▶ Directions for this task: Show each line of the data below in which "legend" occurs.

▶ Exercise material:

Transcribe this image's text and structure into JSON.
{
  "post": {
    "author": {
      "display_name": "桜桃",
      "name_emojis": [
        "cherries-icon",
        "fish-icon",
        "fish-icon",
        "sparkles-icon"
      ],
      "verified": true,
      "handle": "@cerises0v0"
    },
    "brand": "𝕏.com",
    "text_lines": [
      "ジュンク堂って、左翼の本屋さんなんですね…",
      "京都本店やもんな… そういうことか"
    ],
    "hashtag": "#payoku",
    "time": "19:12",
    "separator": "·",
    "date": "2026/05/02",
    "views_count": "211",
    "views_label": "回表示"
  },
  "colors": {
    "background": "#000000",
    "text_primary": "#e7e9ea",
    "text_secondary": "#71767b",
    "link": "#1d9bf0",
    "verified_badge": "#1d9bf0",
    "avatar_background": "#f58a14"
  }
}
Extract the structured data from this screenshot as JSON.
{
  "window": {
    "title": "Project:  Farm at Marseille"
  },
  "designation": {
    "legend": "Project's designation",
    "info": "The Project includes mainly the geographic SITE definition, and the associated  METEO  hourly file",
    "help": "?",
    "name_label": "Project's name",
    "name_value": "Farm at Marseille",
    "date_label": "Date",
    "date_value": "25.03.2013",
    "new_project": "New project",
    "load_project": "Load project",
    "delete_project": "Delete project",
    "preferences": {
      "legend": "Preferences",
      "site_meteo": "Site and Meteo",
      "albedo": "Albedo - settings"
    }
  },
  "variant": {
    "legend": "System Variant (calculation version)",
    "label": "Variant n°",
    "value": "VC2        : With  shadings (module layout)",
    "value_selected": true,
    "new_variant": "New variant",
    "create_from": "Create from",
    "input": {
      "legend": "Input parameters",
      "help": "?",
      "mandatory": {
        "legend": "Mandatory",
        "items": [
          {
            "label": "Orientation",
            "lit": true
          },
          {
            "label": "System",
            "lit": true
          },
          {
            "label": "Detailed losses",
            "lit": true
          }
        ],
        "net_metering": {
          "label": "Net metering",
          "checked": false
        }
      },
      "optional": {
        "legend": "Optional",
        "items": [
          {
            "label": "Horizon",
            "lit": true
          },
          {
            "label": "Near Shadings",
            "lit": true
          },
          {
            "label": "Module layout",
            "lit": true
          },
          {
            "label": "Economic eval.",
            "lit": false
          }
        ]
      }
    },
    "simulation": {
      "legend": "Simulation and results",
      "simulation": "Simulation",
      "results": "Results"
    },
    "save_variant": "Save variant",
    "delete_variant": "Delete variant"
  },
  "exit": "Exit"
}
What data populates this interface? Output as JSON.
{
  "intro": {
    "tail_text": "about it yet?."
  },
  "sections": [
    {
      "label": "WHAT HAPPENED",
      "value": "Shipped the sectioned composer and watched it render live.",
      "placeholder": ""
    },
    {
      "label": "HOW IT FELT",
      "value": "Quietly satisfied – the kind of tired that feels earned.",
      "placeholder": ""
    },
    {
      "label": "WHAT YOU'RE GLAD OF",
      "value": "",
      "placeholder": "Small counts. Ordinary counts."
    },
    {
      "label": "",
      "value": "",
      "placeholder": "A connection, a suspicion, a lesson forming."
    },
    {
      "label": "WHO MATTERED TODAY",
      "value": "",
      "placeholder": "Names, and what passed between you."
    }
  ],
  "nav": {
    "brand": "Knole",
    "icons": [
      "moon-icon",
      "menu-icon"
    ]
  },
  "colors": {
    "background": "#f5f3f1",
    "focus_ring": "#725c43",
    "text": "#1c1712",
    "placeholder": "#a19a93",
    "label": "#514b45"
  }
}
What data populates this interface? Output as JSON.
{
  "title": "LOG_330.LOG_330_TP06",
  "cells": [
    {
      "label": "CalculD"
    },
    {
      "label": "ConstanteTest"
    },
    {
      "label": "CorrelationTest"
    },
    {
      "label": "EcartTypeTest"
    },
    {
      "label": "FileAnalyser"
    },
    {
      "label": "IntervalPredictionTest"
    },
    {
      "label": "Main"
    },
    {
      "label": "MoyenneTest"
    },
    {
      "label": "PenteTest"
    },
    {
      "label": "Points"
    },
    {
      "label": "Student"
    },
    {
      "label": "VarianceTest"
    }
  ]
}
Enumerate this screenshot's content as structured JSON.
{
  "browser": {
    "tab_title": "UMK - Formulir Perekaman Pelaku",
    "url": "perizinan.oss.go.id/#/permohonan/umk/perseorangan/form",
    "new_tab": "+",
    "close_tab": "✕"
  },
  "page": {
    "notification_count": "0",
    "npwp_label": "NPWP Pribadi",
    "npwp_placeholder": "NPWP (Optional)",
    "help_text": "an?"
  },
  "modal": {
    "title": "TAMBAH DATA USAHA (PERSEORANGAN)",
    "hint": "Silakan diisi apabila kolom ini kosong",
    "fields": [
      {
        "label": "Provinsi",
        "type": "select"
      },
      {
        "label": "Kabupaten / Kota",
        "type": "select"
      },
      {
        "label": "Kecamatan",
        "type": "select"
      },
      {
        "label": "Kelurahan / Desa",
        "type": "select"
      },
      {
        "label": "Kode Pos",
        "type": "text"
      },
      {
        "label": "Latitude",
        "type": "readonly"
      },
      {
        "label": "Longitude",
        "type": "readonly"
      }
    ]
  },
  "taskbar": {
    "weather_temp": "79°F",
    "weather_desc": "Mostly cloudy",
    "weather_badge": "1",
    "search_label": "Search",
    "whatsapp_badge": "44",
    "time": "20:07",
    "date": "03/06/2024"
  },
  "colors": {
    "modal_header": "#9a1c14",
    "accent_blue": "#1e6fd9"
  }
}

▶ Worked solution:
    "legend": "Project's designation",
      "legend": "Preferences",
    "legend": "System Variant (calculation version)",
      "legend": "Input parameters",
        "legend": "Mandatory",
        "legend": "Optional",
      "legend": "Simulation and results",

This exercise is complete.